Work to be completed
The data needs to be returned in full, exactly as it reads.

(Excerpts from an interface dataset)
++++++

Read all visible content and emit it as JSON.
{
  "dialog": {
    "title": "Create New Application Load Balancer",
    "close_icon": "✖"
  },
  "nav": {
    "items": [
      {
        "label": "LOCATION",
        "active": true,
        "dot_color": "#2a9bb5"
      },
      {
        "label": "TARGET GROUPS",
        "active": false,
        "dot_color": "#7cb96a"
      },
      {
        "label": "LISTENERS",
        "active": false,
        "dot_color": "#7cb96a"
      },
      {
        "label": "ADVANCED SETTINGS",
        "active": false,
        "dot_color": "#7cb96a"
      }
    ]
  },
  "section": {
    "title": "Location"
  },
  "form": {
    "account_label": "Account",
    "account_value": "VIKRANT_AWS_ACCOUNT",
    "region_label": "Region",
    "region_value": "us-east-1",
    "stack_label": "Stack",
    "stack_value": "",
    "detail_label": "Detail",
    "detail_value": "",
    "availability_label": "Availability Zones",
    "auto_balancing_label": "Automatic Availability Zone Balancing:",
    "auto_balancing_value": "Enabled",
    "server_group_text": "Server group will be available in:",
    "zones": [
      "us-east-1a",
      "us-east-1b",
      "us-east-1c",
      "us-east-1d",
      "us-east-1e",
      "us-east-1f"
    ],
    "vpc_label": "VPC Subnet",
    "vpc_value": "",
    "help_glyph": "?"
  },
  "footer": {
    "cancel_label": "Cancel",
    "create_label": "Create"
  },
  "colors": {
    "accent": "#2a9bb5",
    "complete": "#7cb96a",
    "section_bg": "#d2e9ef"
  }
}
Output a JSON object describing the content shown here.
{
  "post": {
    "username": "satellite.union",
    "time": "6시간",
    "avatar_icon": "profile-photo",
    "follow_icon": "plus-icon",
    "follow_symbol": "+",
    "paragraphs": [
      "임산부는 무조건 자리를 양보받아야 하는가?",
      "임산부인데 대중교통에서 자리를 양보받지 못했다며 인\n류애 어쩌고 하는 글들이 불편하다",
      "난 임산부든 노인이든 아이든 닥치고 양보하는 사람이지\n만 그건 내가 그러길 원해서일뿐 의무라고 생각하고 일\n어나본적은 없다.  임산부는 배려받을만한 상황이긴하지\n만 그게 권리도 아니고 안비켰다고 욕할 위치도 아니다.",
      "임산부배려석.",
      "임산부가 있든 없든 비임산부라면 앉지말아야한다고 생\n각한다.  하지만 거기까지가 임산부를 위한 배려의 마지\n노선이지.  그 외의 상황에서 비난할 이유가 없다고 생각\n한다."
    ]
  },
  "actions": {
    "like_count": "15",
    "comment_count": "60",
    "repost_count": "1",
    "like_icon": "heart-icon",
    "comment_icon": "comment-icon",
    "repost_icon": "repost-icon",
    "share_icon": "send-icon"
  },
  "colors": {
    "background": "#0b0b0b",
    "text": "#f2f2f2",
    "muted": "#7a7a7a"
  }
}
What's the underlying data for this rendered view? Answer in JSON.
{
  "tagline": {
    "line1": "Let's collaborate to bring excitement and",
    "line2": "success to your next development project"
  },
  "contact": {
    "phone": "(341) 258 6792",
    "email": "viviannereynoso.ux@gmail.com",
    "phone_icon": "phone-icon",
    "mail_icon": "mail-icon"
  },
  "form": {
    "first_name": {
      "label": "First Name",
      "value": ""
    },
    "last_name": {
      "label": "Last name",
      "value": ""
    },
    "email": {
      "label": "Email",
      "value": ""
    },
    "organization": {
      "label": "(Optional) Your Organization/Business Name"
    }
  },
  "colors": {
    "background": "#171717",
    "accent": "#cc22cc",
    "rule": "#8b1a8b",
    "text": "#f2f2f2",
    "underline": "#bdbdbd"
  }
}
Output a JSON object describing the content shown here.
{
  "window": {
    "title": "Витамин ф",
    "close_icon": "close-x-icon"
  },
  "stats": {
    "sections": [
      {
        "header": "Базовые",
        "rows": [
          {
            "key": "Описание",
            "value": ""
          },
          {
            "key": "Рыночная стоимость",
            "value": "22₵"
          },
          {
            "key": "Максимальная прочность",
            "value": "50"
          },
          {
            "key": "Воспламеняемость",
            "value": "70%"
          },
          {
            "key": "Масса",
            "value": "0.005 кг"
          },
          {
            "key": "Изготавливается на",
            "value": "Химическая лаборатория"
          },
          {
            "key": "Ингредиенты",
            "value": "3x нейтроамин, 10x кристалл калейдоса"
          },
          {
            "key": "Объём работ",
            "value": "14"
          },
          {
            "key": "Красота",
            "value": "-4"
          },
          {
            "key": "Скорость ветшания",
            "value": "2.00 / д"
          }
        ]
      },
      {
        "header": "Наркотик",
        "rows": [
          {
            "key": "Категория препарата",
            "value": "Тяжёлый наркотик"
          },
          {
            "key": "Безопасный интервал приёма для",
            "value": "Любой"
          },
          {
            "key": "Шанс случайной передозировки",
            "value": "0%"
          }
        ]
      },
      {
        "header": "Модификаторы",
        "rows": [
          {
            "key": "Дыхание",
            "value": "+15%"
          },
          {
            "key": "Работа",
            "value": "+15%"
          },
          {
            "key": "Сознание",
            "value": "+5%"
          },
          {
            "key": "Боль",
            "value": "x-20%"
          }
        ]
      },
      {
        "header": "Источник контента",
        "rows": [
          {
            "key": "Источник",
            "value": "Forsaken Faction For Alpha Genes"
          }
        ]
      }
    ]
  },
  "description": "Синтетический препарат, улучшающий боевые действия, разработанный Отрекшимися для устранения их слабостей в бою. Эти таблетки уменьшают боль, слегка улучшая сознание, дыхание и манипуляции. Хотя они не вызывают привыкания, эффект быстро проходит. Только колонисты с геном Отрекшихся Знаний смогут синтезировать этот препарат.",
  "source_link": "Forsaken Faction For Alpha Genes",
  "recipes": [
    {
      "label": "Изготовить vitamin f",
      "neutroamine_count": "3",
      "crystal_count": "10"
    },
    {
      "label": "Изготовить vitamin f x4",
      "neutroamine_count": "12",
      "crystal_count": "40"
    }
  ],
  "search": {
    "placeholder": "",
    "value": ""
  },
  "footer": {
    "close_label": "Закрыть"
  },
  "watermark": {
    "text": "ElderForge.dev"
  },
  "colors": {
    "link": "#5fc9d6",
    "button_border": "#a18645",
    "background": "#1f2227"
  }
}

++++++

Task response
Read all visible content and emit it as JSON.
{
  "dialog": {
    "title": "Create New Application Load Balancer",
    "close_icon": "✖"
  },
  "nav": {
    "items": [
      {
        "label": "LOCATION",
        "active": true,
        "dot_color": "#2a9bb5"
      },
      {
        "label": "TARGET GROUPS",
        "active": false,
        "dot_color": "#7cb96a"
      },
      {
        "label": "LISTENERS",
        "active": false,
        "dot_color": "#7cb96a"
      },
      {
        "label": "ADVANCED SETTINGS",
        "active": false,
        "dot_color": "#7cb96a"
      }
    ]
  },
  "section": {
    "title": "Location"
  },
  "form": {
    "account_label": "Account",
    "account_value": "VIKRANT_AWS_ACCOUNT",
    "region_label": "Region",
    "region_value": "us-east-1",
    "stack_label": "Stack",
    "stack_value": "",
    "detail_label": "Detail",
    "detail_value": "",
    "availability_label": "Availability Zones",
    "auto_balancing_label": "Automatic Availability Zone Balancing:",
    "auto_balancing_value": "Enabled",
    "server_group_text": "Server group will be available in:",
    "zones": [
      "us-east-1a",
      "us-east-1b",
      "us-east-1c",
      "us-east-1d",
      "us-east-1e",
      "us-east-1f"
    ],
    "vpc_label": "VPC Subnet",
    "vpc_value": "",
    "help_glyph": "?"
  },
  "footer": {
    "cancel_label": "Cancel",
    "create_label": "Create"
  },
  "colors": {
    "accent": "#2a9bb5",
    "complete": "#7cb96a",
    "section_bg": "#d2e9ef"
  }
}
Output a JSON object describing the content shown here.
{
  "post": {
    "username": "satellite.union",
    "time": "6시간",
    "avatar_icon": "profile-photo",
    "follow_icon": "plus-icon",
    "follow_symbol": "+",
    "paragraphs": [
      "임산부는 무조건 자리를 양보받아야 하는가?",
      "임산부인데 대중교통에서 자리를 양보받지 못했다며 인\n류애 어쩌고 하는 글들이 불편하다",
      "난 임산부든 노인이든 아이든 닥치고 양보하는 사람이지\n만 그건 내가 그러길 원해서일뿐 의무라고 생각하고 일\n어나본적은 없다.  임산부는 배려받을만한 상황이긴하지\n만 그게 권리도 아니고 안비켰다고 욕할 위치도 아니다.",
      "임산부배려석.",
      "임산부가 있든 없든 비임산부라면 앉지말아야한다고 생\n각한다.  하지만 거기까지가 임산부를 위한 배려의 마지\n노선이지.  그 외의 상황에서 비난할 이유가 없다고 생각\n한다."
    ]
  },
  "actions": {
    "like_count": "15",
    "comment_count": "60",
    "repost_count": "1",
    "like_icon": "heart-icon",
    "comment_icon": "comment-icon",
    "repost_icon": "repost-icon",
    "share_icon": "send-icon"
  },
  "colors": {
    "background": "#0b0b0b",
    "text": "#f2f2f2",
    "muted": "#7a7a7a"
  }
}
What's the underlying data for this rendered view? Answer in JSON.
{
  "tagline": {
    "line1": "Let's collaborate to bring excitement and",
    "line2": "success to your next development project"
  },
  "contact": {
    "phone": "(341) 258 6792",
    "email": "viviannereynoso.ux@gmail.com",
    "phone_icon": "phone-icon",
    "mail_icon": "mail-icon"
  },
  "form": {
    "first_name": {
      "label": "First Name",
      "value": ""
    },
    "last_name": {
      "label": "Last name",
      "value": ""
    },
    "email": {
      "label": "Email",
      "value": ""
    },
    "organization": {
      "label": "(Optional) Your Organization/Business Name"
    }
  },
  "colors": {
    "background": "#171717",
    "accent": "#cc22cc",
    "rule": "#8b1a8b",
    "text": "#f2f2f2",
    "underline": "#bdbdbd"
  }
}
Output a JSON object describing the content shown here.
{
  "window": {
    "title": "Витамин ф",
    "close_icon": "close-x-icon"
  },
  "stats": {
    "sections": [
      {
        "header": "Базовые",
        "rows": [
          {
            "key": "Описание",
            "value": ""
          },
          {
            "key": "Рыночная стоимость",
            "value": "22₵"
          },
          {
            "key": "Максимальная прочность",
            "value": "50"
          },
          {
            "key": "Воспламеняемость",
            "value": "70%"
          },
          {
            "key": "Масса",
            "value": "0.005 кг"
          },
          {
            "key": "Изготавливается на",
            "value": "Химическая лаборатория"
          },
          {
            "key": "Ингредиенты",
            "value": "3x нейтроамин, 10x кристалл калейдоса"
          },
          {
            "key": "Объём работ",
            "value": "14"
          },
          {
            "key": "Красота",
            "value": "-4"
          },
          {
            "key": "Скорость ветшания",
            "value": "2.00 / д"
          }
        ]
      },
      {
        "header": "Наркотик",
        "rows": [
          {
            "key": "Категория препарата",
            "value": "Тяжёлый наркотик"
          },
          {
            "key": "Безопасный интервал приёма для",
            "value": "Любой"
          },
          {
            "key": "Шанс случайной передозировки",
            "value": "0%"
          }
        ]
      },
      {
        "header": "Модификаторы",
        "rows": [
          {
            "key": "Дыхание",
            "value": "+15%"
          },
          {
            "key": "Работа",
            "value": "+15%"
          },
          {
            "key": "Сознание",
            "value": "+5%"
          },
          {
            "key": "Боль",
            "value": "x-20%"
          }
        ]
      },
      {
        "header": "Источник контента",
        "rows": [
          {
            "key": "Источник",
            "value": "Forsaken Faction For Alpha Genes"
          }
        ]
      }
    ]
  },
  "description": "Синтетический препарат, улучшающий боевые действия, разработанный Отрекшимися для устранения их слабостей в бою. Эти таблетки уменьшают боль, слегка улучшая сознание, дыхание и манипуляции. Хотя они не вызывают привыкания, эффект быстро проходит. Только колонисты с геном Отрекшихся Знаний смогут синтезировать этот препарат.",
  "source_link": "Forsaken Faction For Alpha Genes",
  "recipes": [
    {
      "label": "Изготовить vitamin f",
      "neutroamine_count": "3",
      "crystal_count": "10"
    },
    {
      "label": "Изготовить vitamin f x4",
      "neutroamine_count": "12",
      "crystal_count": "40"
    }
  ],
  "search": {
    "placeholder": "",
    "value": ""
  },
  "footer": {
    "close_label": "Закрыть"
  },
  "watermark": {
    "text": "ElderForge.dev"
  },
  "colors": {
    "link": "#5fc9d6",
    "button_border": "#a18645",
    "background": "#1f2227"
  }
}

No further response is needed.